• **EXERCISE BRIEF**:
Search the records below for the word "基本设置". Pull out each line that has it.
START LISTED ENTRIES
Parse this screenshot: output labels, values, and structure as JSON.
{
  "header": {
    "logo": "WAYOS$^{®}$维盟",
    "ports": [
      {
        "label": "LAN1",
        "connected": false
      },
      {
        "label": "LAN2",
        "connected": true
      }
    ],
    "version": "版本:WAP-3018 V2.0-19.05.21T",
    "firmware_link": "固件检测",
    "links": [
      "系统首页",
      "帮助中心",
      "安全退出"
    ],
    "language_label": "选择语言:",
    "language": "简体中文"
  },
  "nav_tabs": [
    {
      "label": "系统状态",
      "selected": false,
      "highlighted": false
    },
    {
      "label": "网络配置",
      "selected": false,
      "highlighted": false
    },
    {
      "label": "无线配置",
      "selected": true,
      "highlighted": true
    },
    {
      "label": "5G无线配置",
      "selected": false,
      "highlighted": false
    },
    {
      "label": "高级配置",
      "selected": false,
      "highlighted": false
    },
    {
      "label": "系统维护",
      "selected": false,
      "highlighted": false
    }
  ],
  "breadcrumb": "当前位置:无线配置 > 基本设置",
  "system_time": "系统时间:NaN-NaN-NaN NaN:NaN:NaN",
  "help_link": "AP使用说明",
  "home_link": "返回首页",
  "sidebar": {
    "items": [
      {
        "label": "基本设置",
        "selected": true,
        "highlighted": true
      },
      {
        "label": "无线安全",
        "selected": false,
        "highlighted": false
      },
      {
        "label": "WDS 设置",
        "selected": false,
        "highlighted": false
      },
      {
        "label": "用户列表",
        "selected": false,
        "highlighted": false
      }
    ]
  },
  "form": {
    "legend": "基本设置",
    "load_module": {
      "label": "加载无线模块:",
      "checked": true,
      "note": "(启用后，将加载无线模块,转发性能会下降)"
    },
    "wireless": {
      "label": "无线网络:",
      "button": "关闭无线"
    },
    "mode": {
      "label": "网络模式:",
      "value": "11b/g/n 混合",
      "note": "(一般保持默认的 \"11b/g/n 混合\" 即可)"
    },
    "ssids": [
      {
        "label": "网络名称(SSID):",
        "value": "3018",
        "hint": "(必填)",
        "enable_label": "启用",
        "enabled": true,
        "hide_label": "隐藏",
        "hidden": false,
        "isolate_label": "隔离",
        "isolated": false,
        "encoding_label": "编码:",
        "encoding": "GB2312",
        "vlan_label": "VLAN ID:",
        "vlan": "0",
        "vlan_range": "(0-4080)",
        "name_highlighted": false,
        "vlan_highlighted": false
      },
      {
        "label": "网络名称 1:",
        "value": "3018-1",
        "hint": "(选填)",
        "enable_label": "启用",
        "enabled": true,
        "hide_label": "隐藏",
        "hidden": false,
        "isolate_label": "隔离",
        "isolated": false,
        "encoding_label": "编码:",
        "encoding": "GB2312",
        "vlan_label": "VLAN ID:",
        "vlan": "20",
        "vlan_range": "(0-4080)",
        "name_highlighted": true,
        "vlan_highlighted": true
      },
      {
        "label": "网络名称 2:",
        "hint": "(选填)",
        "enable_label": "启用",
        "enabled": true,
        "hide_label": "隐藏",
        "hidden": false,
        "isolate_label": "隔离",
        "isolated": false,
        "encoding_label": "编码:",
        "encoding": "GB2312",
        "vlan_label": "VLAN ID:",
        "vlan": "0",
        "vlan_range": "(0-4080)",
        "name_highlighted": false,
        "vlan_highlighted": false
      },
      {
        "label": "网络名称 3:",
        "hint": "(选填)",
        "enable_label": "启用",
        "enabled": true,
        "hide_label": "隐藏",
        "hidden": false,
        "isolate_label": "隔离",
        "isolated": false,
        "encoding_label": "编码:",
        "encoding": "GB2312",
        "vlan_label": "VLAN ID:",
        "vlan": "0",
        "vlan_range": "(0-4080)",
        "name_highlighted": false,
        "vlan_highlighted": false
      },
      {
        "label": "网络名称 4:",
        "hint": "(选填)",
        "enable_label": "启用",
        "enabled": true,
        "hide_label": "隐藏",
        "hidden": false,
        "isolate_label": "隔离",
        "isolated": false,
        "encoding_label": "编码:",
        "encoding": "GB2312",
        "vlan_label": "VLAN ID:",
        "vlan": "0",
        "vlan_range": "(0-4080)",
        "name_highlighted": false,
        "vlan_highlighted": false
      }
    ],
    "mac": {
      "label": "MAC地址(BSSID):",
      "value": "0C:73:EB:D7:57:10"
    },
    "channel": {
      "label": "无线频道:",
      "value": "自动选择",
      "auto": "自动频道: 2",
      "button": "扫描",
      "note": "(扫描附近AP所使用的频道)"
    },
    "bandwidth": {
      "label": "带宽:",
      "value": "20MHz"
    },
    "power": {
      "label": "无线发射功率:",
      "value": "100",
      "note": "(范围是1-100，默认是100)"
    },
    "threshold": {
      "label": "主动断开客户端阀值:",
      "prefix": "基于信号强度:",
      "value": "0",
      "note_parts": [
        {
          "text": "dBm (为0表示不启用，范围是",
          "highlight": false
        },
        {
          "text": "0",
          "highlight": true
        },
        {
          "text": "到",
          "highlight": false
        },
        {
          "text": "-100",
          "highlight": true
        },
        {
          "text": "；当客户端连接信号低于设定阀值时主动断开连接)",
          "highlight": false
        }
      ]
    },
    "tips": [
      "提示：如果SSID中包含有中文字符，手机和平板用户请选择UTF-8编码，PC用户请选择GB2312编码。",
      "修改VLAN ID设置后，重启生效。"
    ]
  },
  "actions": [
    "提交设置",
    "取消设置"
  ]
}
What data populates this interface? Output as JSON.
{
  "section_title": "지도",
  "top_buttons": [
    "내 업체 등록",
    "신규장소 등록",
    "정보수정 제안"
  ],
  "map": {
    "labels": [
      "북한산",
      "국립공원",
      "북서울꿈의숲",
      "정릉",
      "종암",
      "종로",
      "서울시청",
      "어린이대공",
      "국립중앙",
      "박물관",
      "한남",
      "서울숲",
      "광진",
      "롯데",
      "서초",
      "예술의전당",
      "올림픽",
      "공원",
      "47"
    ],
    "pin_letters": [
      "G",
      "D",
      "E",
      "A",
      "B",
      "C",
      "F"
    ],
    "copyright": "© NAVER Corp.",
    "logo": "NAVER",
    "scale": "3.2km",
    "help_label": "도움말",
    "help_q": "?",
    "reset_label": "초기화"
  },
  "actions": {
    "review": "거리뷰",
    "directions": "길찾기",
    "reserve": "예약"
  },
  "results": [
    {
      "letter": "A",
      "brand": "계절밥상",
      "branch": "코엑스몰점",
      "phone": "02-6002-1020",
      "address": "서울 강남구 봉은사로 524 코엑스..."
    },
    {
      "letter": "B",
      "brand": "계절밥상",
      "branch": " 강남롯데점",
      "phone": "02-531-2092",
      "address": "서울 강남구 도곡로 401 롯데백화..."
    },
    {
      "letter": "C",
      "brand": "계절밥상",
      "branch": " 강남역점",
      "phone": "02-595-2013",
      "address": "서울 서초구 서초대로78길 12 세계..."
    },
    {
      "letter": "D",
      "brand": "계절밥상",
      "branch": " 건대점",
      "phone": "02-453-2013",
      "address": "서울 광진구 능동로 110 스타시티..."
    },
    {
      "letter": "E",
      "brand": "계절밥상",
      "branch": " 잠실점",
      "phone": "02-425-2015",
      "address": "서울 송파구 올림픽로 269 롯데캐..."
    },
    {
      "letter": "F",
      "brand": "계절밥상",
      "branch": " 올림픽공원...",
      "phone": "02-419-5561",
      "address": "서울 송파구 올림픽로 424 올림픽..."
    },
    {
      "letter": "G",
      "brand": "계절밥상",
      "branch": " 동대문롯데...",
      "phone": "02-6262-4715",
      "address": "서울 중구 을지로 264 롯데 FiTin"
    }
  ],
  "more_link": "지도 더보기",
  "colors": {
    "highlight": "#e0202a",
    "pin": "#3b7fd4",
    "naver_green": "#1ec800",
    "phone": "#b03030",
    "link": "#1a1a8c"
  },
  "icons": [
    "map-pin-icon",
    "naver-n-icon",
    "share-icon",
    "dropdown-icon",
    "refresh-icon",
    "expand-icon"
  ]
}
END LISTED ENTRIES
• **RESULT OF THE TASK**:
  "breadcrumb": "当前位置:无线配置 > 基本设置",
        "label": "基本设置",
    "legend": "基本设置",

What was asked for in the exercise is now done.